*Records for this task*.
--
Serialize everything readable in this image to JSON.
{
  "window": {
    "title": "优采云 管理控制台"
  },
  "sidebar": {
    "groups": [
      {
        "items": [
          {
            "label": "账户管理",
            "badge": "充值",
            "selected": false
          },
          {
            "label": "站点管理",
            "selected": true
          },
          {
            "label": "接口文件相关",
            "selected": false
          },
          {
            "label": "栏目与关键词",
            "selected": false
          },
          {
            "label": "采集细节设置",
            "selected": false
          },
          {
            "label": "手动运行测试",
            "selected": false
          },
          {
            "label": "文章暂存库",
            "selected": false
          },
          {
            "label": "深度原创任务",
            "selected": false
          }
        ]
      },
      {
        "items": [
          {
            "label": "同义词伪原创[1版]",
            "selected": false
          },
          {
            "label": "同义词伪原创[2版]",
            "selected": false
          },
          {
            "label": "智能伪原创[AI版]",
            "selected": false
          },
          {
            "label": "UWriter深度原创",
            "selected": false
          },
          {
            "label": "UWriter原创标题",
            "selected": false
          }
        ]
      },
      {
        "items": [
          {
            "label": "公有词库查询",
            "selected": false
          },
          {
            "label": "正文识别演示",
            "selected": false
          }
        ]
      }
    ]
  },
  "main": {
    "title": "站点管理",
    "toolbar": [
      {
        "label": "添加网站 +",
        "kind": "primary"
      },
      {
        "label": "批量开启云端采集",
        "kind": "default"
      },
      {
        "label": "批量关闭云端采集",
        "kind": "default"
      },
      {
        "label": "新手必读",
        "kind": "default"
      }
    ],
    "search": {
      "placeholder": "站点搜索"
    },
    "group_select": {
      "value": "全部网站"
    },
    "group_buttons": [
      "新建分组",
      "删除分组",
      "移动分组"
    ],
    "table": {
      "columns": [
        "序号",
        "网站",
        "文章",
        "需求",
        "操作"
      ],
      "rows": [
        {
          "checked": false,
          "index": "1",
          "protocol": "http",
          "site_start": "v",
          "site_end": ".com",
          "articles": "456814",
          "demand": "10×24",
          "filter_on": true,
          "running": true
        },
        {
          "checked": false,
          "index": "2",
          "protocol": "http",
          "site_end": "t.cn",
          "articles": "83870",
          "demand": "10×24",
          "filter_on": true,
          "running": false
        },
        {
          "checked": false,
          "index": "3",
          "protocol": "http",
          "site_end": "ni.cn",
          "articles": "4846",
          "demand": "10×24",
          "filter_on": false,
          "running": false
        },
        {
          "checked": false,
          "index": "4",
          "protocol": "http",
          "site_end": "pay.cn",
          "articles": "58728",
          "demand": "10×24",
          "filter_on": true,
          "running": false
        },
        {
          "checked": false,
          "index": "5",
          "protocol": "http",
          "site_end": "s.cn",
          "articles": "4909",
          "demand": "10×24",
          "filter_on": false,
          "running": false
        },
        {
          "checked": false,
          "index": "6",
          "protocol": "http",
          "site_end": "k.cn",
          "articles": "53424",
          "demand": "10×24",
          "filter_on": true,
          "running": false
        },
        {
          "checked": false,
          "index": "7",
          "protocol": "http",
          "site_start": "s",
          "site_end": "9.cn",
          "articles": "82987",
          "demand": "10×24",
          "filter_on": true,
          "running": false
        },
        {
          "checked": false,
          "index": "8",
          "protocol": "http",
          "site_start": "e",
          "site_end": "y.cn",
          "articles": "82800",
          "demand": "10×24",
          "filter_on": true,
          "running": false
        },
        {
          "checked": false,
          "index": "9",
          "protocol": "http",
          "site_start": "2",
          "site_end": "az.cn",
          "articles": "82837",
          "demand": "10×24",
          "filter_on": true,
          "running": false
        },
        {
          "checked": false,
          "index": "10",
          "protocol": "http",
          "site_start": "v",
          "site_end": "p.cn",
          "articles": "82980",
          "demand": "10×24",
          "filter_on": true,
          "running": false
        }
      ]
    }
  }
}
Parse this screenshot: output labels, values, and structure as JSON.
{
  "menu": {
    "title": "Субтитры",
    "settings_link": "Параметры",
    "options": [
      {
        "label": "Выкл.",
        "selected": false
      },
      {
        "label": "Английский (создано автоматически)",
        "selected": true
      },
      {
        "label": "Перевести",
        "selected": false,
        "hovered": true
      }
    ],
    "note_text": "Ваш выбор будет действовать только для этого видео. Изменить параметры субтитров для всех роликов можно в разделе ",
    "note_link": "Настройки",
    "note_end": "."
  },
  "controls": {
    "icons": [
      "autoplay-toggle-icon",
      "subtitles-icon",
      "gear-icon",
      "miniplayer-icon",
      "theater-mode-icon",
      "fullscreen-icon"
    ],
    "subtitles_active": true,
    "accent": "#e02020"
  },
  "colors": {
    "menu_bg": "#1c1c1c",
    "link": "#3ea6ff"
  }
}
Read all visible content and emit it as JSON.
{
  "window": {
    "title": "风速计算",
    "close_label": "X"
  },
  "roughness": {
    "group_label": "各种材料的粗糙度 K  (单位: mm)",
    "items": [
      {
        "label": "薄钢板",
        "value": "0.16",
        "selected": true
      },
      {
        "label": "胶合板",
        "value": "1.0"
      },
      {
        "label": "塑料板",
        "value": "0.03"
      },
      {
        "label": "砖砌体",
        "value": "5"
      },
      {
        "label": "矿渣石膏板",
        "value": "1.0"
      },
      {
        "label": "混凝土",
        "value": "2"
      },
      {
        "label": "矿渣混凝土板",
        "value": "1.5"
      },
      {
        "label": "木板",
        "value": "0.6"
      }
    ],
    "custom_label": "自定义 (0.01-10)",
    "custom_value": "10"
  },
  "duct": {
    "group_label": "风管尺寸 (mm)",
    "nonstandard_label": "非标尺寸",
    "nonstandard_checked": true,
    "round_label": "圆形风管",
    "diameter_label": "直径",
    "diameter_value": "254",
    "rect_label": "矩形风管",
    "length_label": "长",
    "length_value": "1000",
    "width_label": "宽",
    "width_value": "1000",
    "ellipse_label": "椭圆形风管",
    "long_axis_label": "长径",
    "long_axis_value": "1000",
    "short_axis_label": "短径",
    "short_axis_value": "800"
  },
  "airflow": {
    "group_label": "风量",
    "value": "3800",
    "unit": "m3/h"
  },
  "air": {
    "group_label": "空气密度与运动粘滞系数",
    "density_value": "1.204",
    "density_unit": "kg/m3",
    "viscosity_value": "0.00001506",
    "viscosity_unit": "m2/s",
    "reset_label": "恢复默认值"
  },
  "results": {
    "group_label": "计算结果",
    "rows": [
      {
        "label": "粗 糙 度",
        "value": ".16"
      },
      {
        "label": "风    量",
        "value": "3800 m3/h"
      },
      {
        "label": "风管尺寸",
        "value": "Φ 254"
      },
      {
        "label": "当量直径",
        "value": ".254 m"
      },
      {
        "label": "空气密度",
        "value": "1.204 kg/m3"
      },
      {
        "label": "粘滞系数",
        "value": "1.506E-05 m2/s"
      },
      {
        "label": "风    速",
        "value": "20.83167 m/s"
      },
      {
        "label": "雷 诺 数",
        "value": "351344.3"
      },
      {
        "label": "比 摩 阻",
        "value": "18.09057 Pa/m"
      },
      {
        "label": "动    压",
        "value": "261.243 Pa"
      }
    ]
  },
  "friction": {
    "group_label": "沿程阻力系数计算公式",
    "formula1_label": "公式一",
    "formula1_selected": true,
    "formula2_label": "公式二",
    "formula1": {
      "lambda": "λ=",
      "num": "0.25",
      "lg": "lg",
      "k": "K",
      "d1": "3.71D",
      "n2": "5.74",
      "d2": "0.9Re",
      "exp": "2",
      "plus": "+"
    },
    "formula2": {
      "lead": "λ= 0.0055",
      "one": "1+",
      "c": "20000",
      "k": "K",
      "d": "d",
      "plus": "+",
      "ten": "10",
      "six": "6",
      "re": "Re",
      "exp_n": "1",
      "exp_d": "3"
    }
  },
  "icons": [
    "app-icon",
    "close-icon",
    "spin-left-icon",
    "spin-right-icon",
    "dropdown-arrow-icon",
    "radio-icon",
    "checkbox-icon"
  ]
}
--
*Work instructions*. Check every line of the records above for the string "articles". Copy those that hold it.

*Result*.
          "articles": "456814",
          "articles": "83870",
          "articles": "4846",
          "articles": "58728",
          "articles": "4909",
          "articles": "53424",
          "articles": "82987",
          "articles": "82800",
          "articles": "82837",
          "articles": "82980",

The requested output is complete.